### Supplied data
_ _ _ _ _

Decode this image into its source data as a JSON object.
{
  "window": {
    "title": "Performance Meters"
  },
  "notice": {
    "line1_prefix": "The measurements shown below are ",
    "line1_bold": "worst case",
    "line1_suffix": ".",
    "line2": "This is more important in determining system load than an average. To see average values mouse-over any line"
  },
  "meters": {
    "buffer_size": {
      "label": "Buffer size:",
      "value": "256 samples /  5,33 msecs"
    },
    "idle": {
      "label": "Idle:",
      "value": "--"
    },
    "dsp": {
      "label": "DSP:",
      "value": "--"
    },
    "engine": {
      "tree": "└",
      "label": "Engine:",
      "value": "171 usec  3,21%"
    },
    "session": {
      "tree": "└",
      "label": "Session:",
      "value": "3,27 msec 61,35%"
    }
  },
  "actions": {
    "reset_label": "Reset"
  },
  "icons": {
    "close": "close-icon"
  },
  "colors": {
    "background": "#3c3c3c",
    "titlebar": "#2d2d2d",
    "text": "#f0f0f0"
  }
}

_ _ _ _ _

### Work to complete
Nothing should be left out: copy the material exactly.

### Expected answer
Decode this image into its source data as a JSON object.
{
  "window": {
    "title": "Performance Meters"
  },
  "notice": {
    "line1_prefix": "The measurements shown below are ",
    "line1_bold": "worst case",
    "line1_suffix": ".",
    "line2": "This is more important in determining system load than an average. To see average values mouse-over any line"
  },
  "meters": {
    "buffer_size": {
      "label": "Buffer size:",
      "value": "256 samples /  5,33 msecs"
    },
    "idle": {
      "label": "Idle:",
      "value": "--"
    },
    "dsp": {
      "label": "DSP:",
      "value": "--"
    },
    "engine": {
      "tree": "└",
      "label": "Engine:",
      "value": "171 usec  3,21%"
    },
    "session": {
      "tree": "└",
      "label": "Session:",
      "value": "3,27 msec 61,35%"
    }
  },
  "actions": {
    "reset_label": "Reset"
  },
  "icons": {
    "close": "close-icon"
  },
  "colors": {
    "background": "#3c3c3c",
    "titlebar": "#2d2d2d",
    "text": "#f0f0f0"
  }
}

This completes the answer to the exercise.